At the age of 71 and with a list of unrivalled achievements in his chosen tuneful field, Jack DeJohnette could be 100% forgiven for buying himself a recliner and enjoying the memories for the next 30 years.
“Yeah, but why would I do that when I still love it so much?”, says the legendary jazz drummer, speaking from the Belgium stop of a European tour.
“I keep myself in shape. Playing music is like being an athlete. You have to eat right, exercise and keep a positive frame of mind. I just want to keep writing and playing as long as I’m physically and mentally able to. If I’m interested, I’m there.”
Thankfully for the organisers and attendees of the Gateshead International Jazz Festival, Chicago-born Jack was interested in their 10th anniversary event, which kicks off tomorrow. And as good as his word, he’ll be there.
His inclusion is one of the undoubted highlights of the busy and eclectic three-day programme for the three-day festival, which also welcomes the likes of guitar maestro Bill Frisell, Django Bates, Robert Glasper, Courtney Pine and GoGo Penguin to name but a few.
Jack is coming as part of the Spring Quartet – the latest in a long successful line of music projects and collectives he has been involved in for the best part of five decades.
Having worked with a list of legends and luminaries, which we frankly haven’t got room to print (but John Coltrane, Miles Davis, Ornette Coleman, Sonny Rollins, Thelonious Monk, Bill Evans, Stan Getz, Keith Jarrett, Chet Baker, George Benson, Stanley Turrentine, Joe Henderson and Herbie Hancock would be a few), Jack’s current focus sees him composing and performing alongside Joe Lovano, Esperanza Spalding and Leo Genovese.
It has rightly been termed a “jazz supergroup” and it sounds like NEA Jazz Master and Grammy Award-winner Jack is having a suitably super time being part of it. “We came together out of appreciation for one another’s talent,” he says. “We’ve worked with each other in different circumstances, but not as the Spring Quartet.
“The opportunity came for us do some dates – there was interest in it, we all agreed to do it and it has been fantastic.
“Esperanza and Leo are amazing young talents and then you have Joe and myself who have been around a little longer,” he laughs. “We inspire each other.

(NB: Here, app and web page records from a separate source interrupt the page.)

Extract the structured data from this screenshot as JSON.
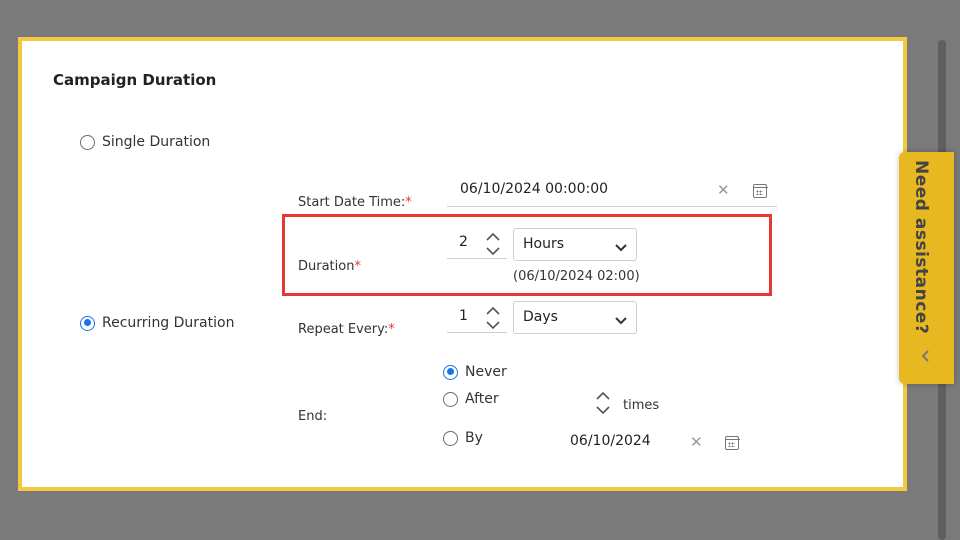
{
  "panel": {
    "title": "Campaign Duration",
    "options": {
      "single": {
        "label": "Single Duration",
        "selected": false
      },
      "recurring": {
        "label": "Recurring Duration",
        "selected": true
      }
    }
  },
  "start": {
    "label": "Start Date Time:",
    "required_mark": "*",
    "value": "06/10/2024 00:00:00",
    "clear_icon": "close-icon",
    "calendar_icon": "calendar-icon"
  },
  "duration": {
    "label": "Duration",
    "required_mark": "*",
    "value": "2",
    "unit": "Hours",
    "end_hint": "(06/10/2024 02:00)"
  },
  "repeat": {
    "label": "Repeat Every:",
    "required_mark": "*",
    "value": "1",
    "unit": "Days"
  },
  "end": {
    "label": "End:",
    "options": {
      "never": {
        "label": "Never",
        "selected": true
      },
      "after": {
        "label": "After",
        "selected": false,
        "suffix": "times"
      },
      "by": {
        "label": "By",
        "selected": false,
        "date": "06/10/2024"
      }
    }
  },
  "assist": {
    "label": "Need assistance?",
    "icon": "chevron-left-icon"
  },
  "colors": {
    "frame": "#f5c842",
    "highlight": "#e53935",
    "accent": "#1a73e8",
    "assist_bg": "#e8b820"
  }
}
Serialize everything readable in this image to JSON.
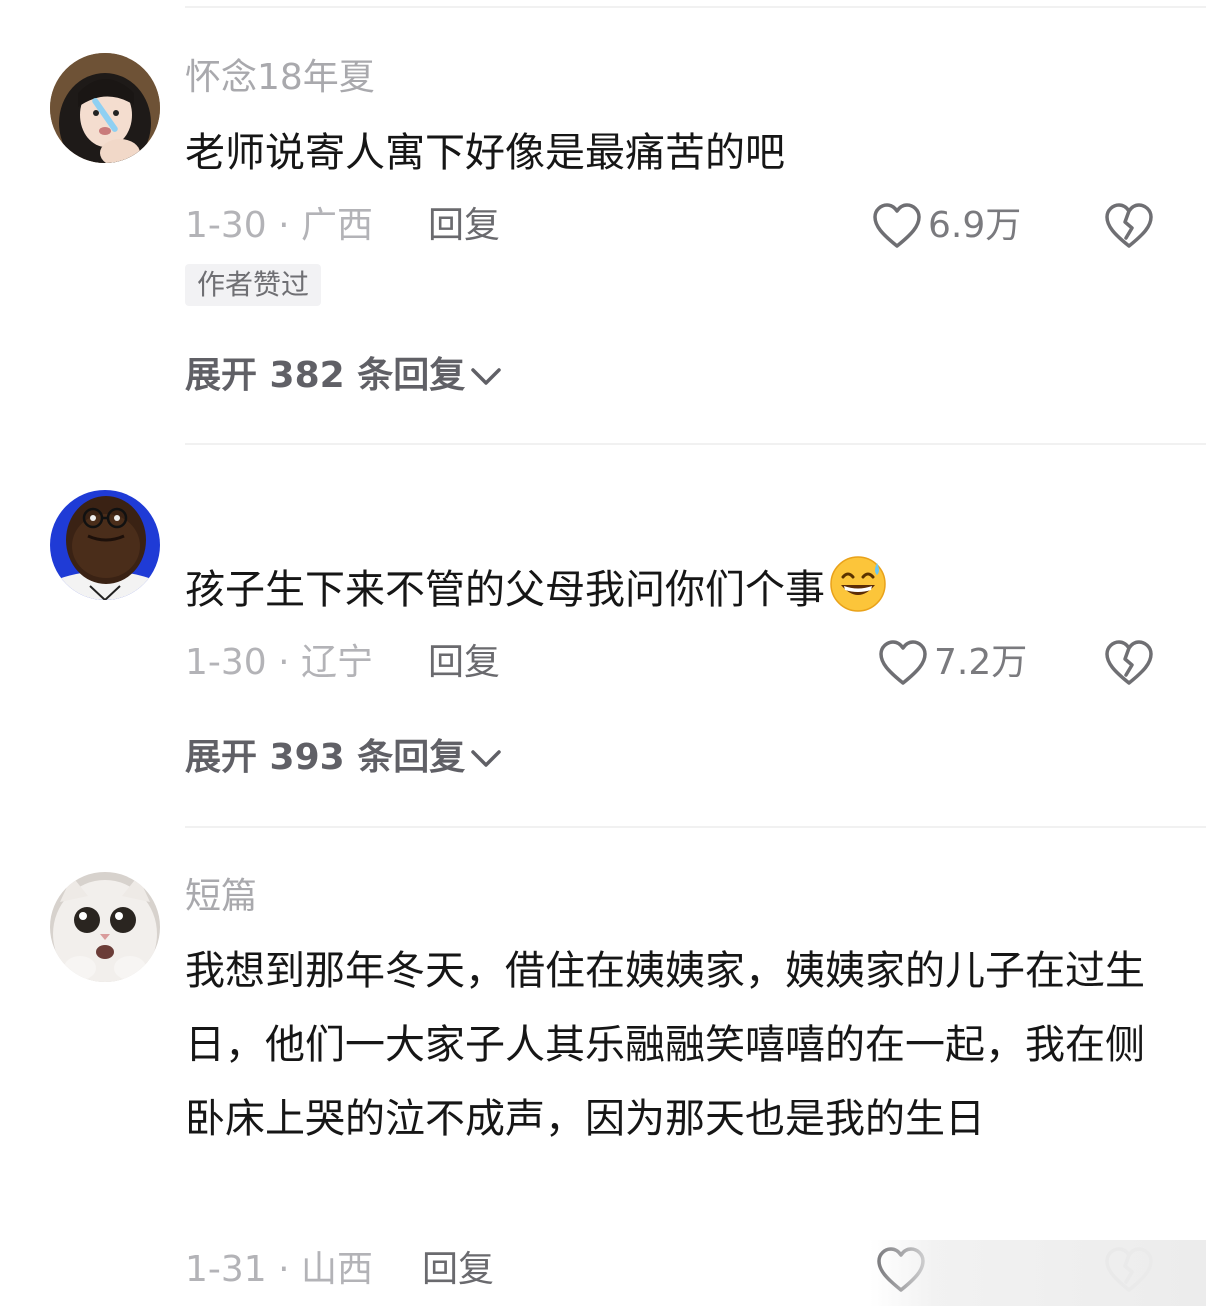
{
  "comments": [
    {
      "username": "怀念18年夏",
      "text": "老师说寄人寓下好像是最痛苦的吧",
      "date_location": "1-30 · 广西",
      "reply_label": "回复",
      "likes": "6.9万",
      "author_badge": "作者赞过",
      "expand_label": "展开 382 条回复"
    },
    {
      "username": "",
      "text": "孩子生下来不管的父母我问你们个事",
      "emoji": "grinning-sweat-emoji",
      "date_location": "1-30 · 辽宁",
      "reply_label": "回复",
      "likes": "7.2万",
      "expand_label": "展开 393 条回复"
    },
    {
      "username": "短篇",
      "text": "我想到那年冬天，借住在姨姨家，姨姨家的儿子在过生日，他们一大家子人其乐融融笑嘻嘻的在一起，我在侧卧床上哭的泣不成声，因为那天也是我的生日",
      "date_location": "1-31 · 山西",
      "reply_label": "回复"
    }
  ],
  "icons": {
    "like": "heart-outline-icon",
    "dislike": "broken-heart-icon",
    "expand": "chevron-down-icon"
  },
  "colors": {
    "text_primary": "#161616",
    "text_secondary": "#a9a9ad",
    "divider": "#f1f1f1",
    "badge_bg": "#f2f2f4"
  }
}
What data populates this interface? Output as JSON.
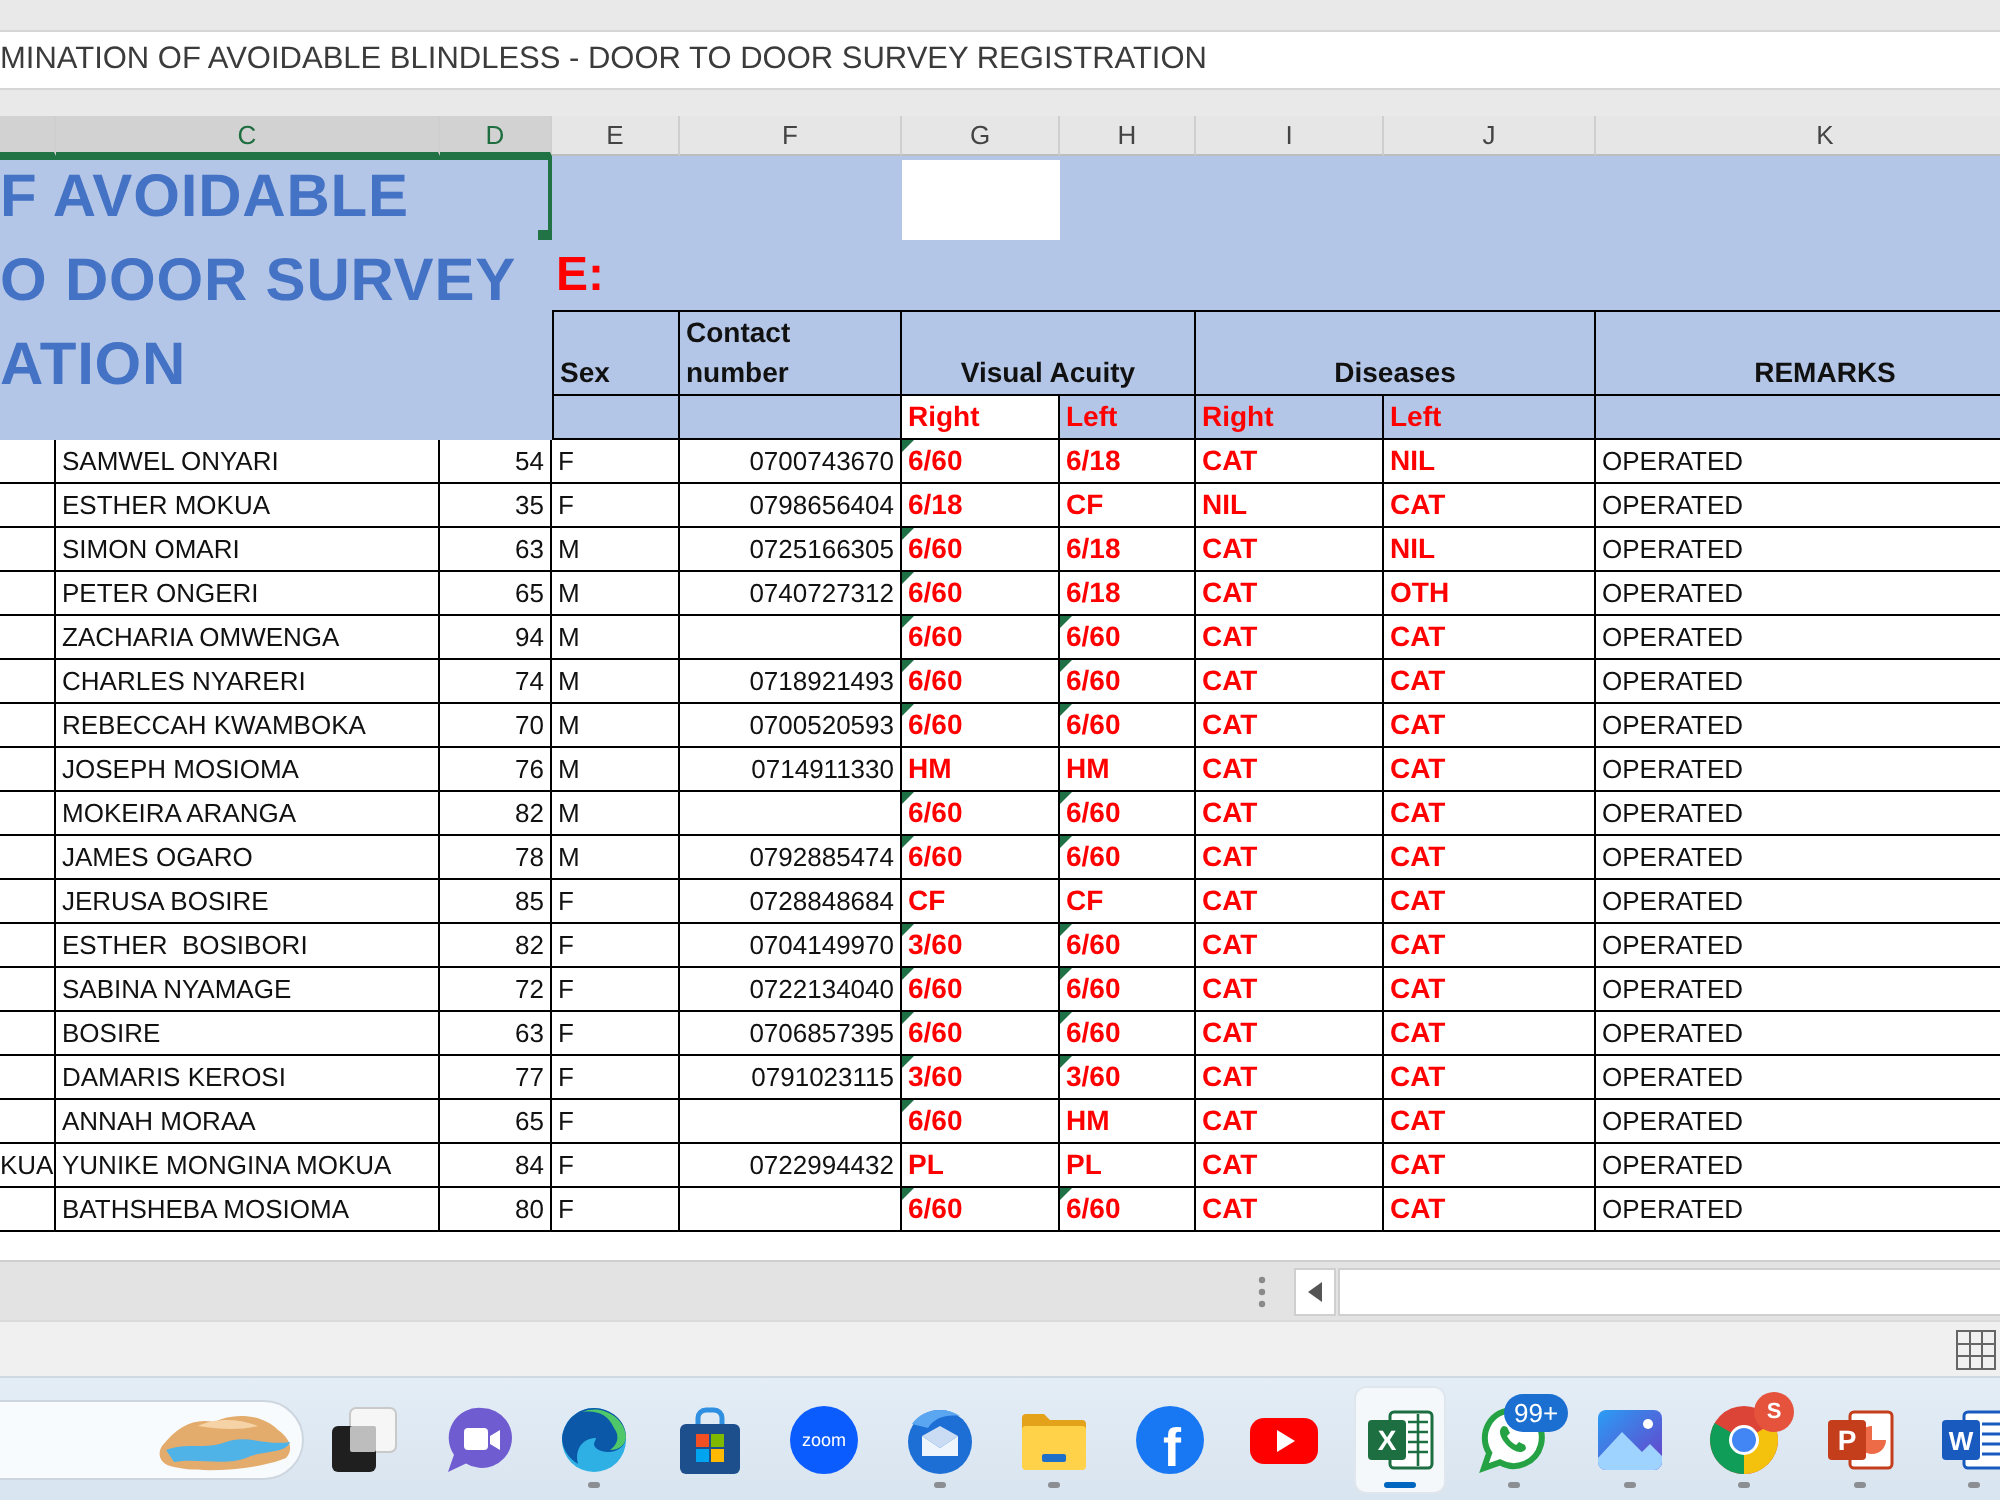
{
  "formula_bar": {
    "value": "MINATION OF AVOIDABLE BLINDLESS - DOOR TO DOOR SURVEY REGISTRATION"
  },
  "column_headers": [
    {
      "selected": true
    },
    {
      "label": "C",
      "selected": true
    },
    {
      "label": "D",
      "selected": true
    },
    {
      "label": "E",
      "selected": false
    },
    {
      "label": "F",
      "selected": false
    },
    {
      "label": "G",
      "selected": false
    },
    {
      "label": "H",
      "selected": false
    },
    {
      "label": "I",
      "selected": false
    },
    {
      "label": "J",
      "selected": false
    },
    {
      "label": "K",
      "selected": false
    }
  ],
  "title": {
    "lines": [
      "F AVOIDABLE",
      "O DOOR SURVEY",
      "ATION"
    ],
    "selected": true,
    "side_label": "E:"
  },
  "table": {
    "headers": [
      "Sex",
      "Contact number",
      "Visual Acuity",
      "Diseases",
      "REMARKS"
    ],
    "subheaders": [
      "Right",
      "Left",
      "Right",
      "Left"
    ],
    "rows": [
      {
        "name": "SAMWEL ONYARI",
        "age": "54",
        "sex": "F",
        "contact": "0700743670",
        "acuity_right": {
          "value": "6/60",
          "flagged": true
        },
        "acuity_left": {
          "value": "6/18",
          "flagged": false
        },
        "disease_right": "CAT",
        "disease_left": "NIL",
        "remarks": "OPERATED"
      },
      {
        "name": "ESTHER MOKUA",
        "age": "35",
        "sex": "F",
        "contact": "0798656404",
        "acuity_right": {
          "value": "6/18",
          "flagged": false
        },
        "acuity_left": {
          "value": "CF",
          "flagged": false
        },
        "disease_right": "NIL",
        "disease_left": "CAT",
        "remarks": "OPERATED"
      },
      {
        "name": "SIMON OMARI",
        "age": "63",
        "sex": "M",
        "contact": "0725166305",
        "acuity_right": {
          "value": "6/60",
          "flagged": true
        },
        "acuity_left": {
          "value": "6/18",
          "flagged": false
        },
        "disease_right": "CAT",
        "disease_left": "NIL",
        "remarks": "OPERATED"
      },
      {
        "name": "PETER ONGERI",
        "age": "65",
        "sex": "M",
        "contact": "0740727312",
        "acuity_right": {
          "value": "6/60",
          "flagged": true
        },
        "acuity_left": {
          "value": "6/18",
          "flagged": false
        },
        "disease_right": "CAT",
        "disease_left": "OTH",
        "remarks": "OPERATED"
      },
      {
        "name": "ZACHARIA OMWENGA",
        "age": "94",
        "sex": "M",
        "acuity_right": {
          "value": "6/60",
          "flagged": true
        },
        "acuity_left": {
          "value": "6/60",
          "flagged": true
        },
        "disease_right": "CAT",
        "disease_left": "CAT",
        "remarks": "OPERATED"
      },
      {
        "name": "CHARLES NYARERI",
        "age": "74",
        "sex": "M",
        "contact": "0718921493",
        "acuity_right": {
          "value": "6/60",
          "flagged": true
        },
        "acuity_left": {
          "value": "6/60",
          "flagged": true
        },
        "disease_right": "CAT",
        "disease_left": "CAT",
        "remarks": "OPERATED"
      },
      {
        "name": "REBECCAH KWAMBOKA",
        "age": "70",
        "sex": "M",
        "contact": "0700520593",
        "acuity_right": {
          "value": "6/60",
          "flagged": true
        },
        "acuity_left": {
          "value": "6/60",
          "flagged": true
        },
        "disease_right": "CAT",
        "disease_left": "CAT",
        "remarks": "OPERATED"
      },
      {
        "name": "JOSEPH MOSIOMA",
        "age": "76",
        "sex": "M",
        "contact": "0714911330",
        "acuity_right": {
          "value": "HM",
          "flagged": false
        },
        "acuity_left": {
          "value": "HM",
          "flagged": false
        },
        "disease_right": "CAT",
        "disease_left": "CAT",
        "remarks": "OPERATED"
      },
      {
        "name": "MOKEIRA ARANGA",
        "age": "82",
        "sex": "M",
        "acuity_right": {
          "value": "6/60",
          "flagged": true
        },
        "acuity_left": {
          "value": "6/60",
          "flagged": true
        },
        "disease_right": "CAT",
        "disease_left": "CAT",
        "remarks": "OPERATED"
      },
      {
        "name": "JAMES OGARO",
        "age": "78",
        "sex": "M",
        "contact": "0792885474",
        "acuity_right": {
          "value": "6/60",
          "flagged": true
        },
        "acuity_left": {
          "value": "6/60",
          "flagged": true
        },
        "disease_right": "CAT",
        "disease_left": "CAT",
        "remarks": "OPERATED"
      },
      {
        "name": "JERUSA BOSIRE",
        "age": "85",
        "sex": "F",
        "contact": "0728848684",
        "acuity_right": {
          "value": "CF",
          "flagged": false
        },
        "acuity_left": {
          "value": "CF",
          "flagged": false
        },
        "disease_right": "CAT",
        "disease_left": "CAT",
        "remarks": "OPERATED"
      },
      {
        "name": "ESTHER  BOSIBORI",
        "age": "82",
        "sex": "F",
        "contact": "0704149970",
        "acuity_right": {
          "value": "3/60",
          "flagged": true
        },
        "acuity_left": {
          "value": "6/60",
          "flagged": true
        },
        "disease_right": "CAT",
        "disease_left": "CAT",
        "remarks": "OPERATED"
      },
      {
        "name": "SABINA NYAMAGE",
        "age": "72",
        "sex": "F",
        "contact": "0722134040",
        "acuity_right": {
          "value": "6/60",
          "flagged": true
        },
        "acuity_left": {
          "value": "6/60",
          "flagged": true
        },
        "disease_right": "CAT",
        "disease_left": "CAT",
        "remarks": "OPERATED"
      },
      {
        "name": "BOSIRE",
        "age": "63",
        "sex": "F",
        "contact": "0706857395",
        "acuity_right": {
          "value": "6/60",
          "flagged": true
        },
        "acuity_left": {
          "value": "6/60",
          "flagged": true
        },
        "disease_right": "CAT",
        "disease_left": "CAT",
        "remarks": "OPERATED"
      },
      {
        "name": "DAMARIS KEROSI",
        "age": "77",
        "sex": "F",
        "contact": "0791023115",
        "acuity_right": {
          "value": "3/60",
          "flagged": true
        },
        "acuity_left": {
          "value": "3/60",
          "flagged": true
        },
        "disease_right": "CAT",
        "disease_left": "CAT",
        "remarks": "OPERATED"
      },
      {
        "name": "ANNAH MORAA",
        "age": "65",
        "sex": "F",
        "acuity_right": {
          "value": "6/60",
          "flagged": true
        },
        "acuity_left": {
          "value": "HM",
          "flagged": false
        },
        "disease_right": "CAT",
        "disease_left": "CAT",
        "remarks": "OPERATED"
      },
      {
        "column_b": "KUA",
        "name": "YUNIKE MONGINA MOKUA",
        "age": "84",
        "sex": "F",
        "contact": "0722994432",
        "acuity_right": {
          "value": "PL",
          "flagged": false
        },
        "acuity_left": {
          "value": "PL",
          "flagged": false
        },
        "disease_right": "CAT",
        "disease_left": "CAT",
        "remarks": "OPERATED"
      },
      {
        "name": "BATHSHEBA MOSIOMA",
        "age": "80",
        "sex": "F",
        "acuity_right": {
          "value": "6/60",
          "flagged": true
        },
        "acuity_left": {
          "value": "6/60",
          "flagged": true
        },
        "disease_right": "CAT",
        "disease_left": "CAT",
        "remarks": "OPERATED"
      }
    ]
  },
  "taskbar": {
    "apps": [
      {
        "kind": "taskview",
        "running": false,
        "selected": false
      },
      {
        "kind": "meet",
        "running": false,
        "selected": false
      },
      {
        "kind": "edge",
        "running": true,
        "selected": false
      },
      {
        "kind": "store",
        "running": false,
        "selected": false
      },
      {
        "kind": "zoom",
        "glyph": "zoom",
        "running": false,
        "selected": false
      },
      {
        "kind": "thunderbird",
        "running": true,
        "selected": false
      },
      {
        "kind": "explorer",
        "running": true,
        "selected": false
      },
      {
        "kind": "facebook",
        "glyph": "f",
        "running": false,
        "selected": false
      },
      {
        "kind": "youtube",
        "running": false,
        "selected": false
      },
      {
        "kind": "excel",
        "glyph": "X",
        "running": true,
        "selected": true
      },
      {
        "kind": "whatsapp",
        "badge": "99+",
        "running": true,
        "selected": false
      },
      {
        "kind": "photos",
        "running": true,
        "selected": false
      },
      {
        "kind": "chrome",
        "badge": "S",
        "running": true,
        "selected": false
      },
      {
        "kind": "powerpoint",
        "glyph": "P",
        "running": true,
        "selected": false
      },
      {
        "kind": "word",
        "glyph": "W",
        "running": true,
        "selected": false
      }
    ]
  }
}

“It’s like a workshop group. We use compositions from everybody but we also have room for spontaneous improvisation on the spot. We’re having a great time. It’s excellent musicianship, high creativity and a lot of fun.”
I’m starting to see why the notion of retirement has no place in Jack DeJohnette’s daydreams.
The Spring Quartet have rightly taken Saturday night’s primetime slot (7.30pm) in Hall One and will be performing material from their individual and collection composition catalogues. “There will be pieces from all of us – some old, some new. We have a lot of material to choose from,” he laughs.
Known as one of the most influential jazz musicians of the past 50 years, I wonder whether knowing people look to him for inspiration brings pressure.
“Not really,” he says simply. “I enjoy doing what I’m doing and, if in turn that inspires and influences people, then great. I’m happy about that.
“I too get inspired by the people I surround myself with and people I enjoy to listen to. The whole thing is all about being stimulated and making sure you keep interested. I have lots of things going on all the time – my own quartet, a new trio with Ravi Coltrane (son of John) and Matthew Garrison which will be touring in the all. And I have a surprise project which will be coming out in January, but I’m not saying anything about that right now.”
I think we can safely say he’s earned the right to please himself.
The Gateshead International Jazz Festival runs at Sage Gateshead from tomorrow until Sunday. For full programme and booking details, call 0191 443 4661. Or, anyone interested can visit: www.sagegateshead.com